Your objective.
Extract, from the records beneath this instruction, each line that contains the word "White".

Exercise material.
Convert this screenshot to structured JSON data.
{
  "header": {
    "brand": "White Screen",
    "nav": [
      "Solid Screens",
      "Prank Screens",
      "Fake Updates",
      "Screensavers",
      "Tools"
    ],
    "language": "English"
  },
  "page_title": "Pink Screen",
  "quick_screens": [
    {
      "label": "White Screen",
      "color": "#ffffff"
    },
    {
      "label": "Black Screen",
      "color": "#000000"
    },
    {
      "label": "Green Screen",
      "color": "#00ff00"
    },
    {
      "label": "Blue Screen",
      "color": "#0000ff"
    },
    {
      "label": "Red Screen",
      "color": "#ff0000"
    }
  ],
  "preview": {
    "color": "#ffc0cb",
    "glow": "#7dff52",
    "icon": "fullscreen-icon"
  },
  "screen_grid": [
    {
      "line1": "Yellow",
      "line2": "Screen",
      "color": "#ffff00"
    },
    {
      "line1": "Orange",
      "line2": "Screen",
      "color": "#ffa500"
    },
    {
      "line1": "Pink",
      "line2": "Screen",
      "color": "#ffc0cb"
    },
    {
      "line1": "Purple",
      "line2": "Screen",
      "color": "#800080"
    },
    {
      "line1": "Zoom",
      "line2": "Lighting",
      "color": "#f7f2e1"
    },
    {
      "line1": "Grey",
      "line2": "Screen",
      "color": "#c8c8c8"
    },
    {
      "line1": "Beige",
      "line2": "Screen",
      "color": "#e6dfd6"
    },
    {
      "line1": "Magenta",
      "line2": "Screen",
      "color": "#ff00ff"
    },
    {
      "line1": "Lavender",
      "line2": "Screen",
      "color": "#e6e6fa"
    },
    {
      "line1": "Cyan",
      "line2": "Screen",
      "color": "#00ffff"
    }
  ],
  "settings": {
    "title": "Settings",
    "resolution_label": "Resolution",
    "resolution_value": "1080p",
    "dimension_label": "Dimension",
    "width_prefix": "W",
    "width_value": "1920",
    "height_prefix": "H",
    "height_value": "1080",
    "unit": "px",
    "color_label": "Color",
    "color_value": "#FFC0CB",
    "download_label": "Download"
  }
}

Written answer.
    "brand": "White Screen",
      "label": "White Screen",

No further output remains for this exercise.